This time, Paolo Garbisi looped around Brex and tempted English defenders to bite. At times it was hard to tell who in the backline was leading the defence – a role that Owen Farrell relished – and they left half the pitch empty for Allen to score down the right.
George Ford kicked five penalties and a conversion as England turned it around in Rome
Italy wing Monty Ioane’s late try was not enough to claw it back for the hosts in their opener
Fin Smith came on for his England debut, replacing England’s No10 for the final minutes
Ford kicked two more penalties before half time and, as they usually do in this fixture, England asserted more scoreboard pressure in the second half. Mitchell provided quick ruck ball, cementing his status as the country’s leading scrum half. And after Freeman threw a quick lineout to Freddie Steward, England knitted together five phases before Mitchell made a slippery run from the ruck to score.
In the second half, England’s collective line-speed improved.
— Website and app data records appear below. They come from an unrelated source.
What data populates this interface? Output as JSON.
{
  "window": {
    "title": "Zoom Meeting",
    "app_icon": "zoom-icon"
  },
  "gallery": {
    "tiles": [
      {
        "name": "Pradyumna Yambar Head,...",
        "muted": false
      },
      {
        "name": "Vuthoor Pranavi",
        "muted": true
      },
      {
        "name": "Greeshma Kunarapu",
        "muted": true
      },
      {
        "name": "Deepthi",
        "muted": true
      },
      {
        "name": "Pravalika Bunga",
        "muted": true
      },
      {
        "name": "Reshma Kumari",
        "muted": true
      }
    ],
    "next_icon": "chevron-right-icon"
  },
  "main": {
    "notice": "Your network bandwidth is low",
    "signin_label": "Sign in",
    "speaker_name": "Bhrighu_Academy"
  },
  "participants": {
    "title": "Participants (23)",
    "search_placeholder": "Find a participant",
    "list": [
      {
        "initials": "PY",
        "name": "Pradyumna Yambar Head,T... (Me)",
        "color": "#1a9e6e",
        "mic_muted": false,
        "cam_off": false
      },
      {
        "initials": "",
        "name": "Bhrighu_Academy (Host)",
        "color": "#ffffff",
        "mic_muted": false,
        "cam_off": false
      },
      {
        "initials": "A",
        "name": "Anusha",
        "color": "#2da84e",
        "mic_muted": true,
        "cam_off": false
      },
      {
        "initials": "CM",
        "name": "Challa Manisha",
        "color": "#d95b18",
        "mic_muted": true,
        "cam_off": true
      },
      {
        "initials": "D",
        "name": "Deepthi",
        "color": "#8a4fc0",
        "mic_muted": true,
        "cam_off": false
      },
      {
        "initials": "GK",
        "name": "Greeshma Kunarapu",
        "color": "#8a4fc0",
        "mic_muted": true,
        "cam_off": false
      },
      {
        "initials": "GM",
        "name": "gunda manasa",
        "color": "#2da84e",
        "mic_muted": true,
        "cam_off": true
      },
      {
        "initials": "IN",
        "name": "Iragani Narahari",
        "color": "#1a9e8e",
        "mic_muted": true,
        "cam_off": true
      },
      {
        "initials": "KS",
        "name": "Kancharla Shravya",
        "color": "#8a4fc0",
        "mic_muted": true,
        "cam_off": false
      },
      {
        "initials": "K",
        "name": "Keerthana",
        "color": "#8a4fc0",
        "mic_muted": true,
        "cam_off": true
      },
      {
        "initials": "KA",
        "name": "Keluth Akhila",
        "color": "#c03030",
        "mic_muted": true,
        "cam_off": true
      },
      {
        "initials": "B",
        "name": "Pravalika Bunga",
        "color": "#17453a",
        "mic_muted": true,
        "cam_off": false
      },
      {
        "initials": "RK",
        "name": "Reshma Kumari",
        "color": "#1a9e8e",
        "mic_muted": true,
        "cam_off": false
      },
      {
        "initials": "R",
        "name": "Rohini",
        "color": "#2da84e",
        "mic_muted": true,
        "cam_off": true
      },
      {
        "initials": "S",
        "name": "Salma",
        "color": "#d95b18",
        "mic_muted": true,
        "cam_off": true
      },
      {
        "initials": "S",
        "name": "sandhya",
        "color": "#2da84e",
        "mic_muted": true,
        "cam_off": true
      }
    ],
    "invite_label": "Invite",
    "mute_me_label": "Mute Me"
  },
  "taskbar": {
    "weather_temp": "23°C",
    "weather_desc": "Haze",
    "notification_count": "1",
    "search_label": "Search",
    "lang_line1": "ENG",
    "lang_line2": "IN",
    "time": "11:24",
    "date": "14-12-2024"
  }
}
They forced Italian errors, earning their first scrum put-in after 54 minutes. They won a penalty at the set piece, allowing Ford to add three more points. And after England’s No10 put kicked his side 10 points ahead in the 67th minute, he made way for debutant Fin Smith.
Chandler Cunningham-South and Manny Feyi-Waboso also joined the action, as England began to look to the future. The replacements offer dangerous running threats but England are still searching for a line-breaker in midfield. Steve Borthwick provided positive injury updates on Genge and George Martin, both of whom could feature against Wales next week, but he did not offer any news on Ollie Lawrence or Manu Tuilagi.
Cunningham-South made a huge covering tackle in defence but the tourists failed to pull away. Daly was sin-binned for a trip in the 76th minute, before Monty Ioane scored a long-range try at the death.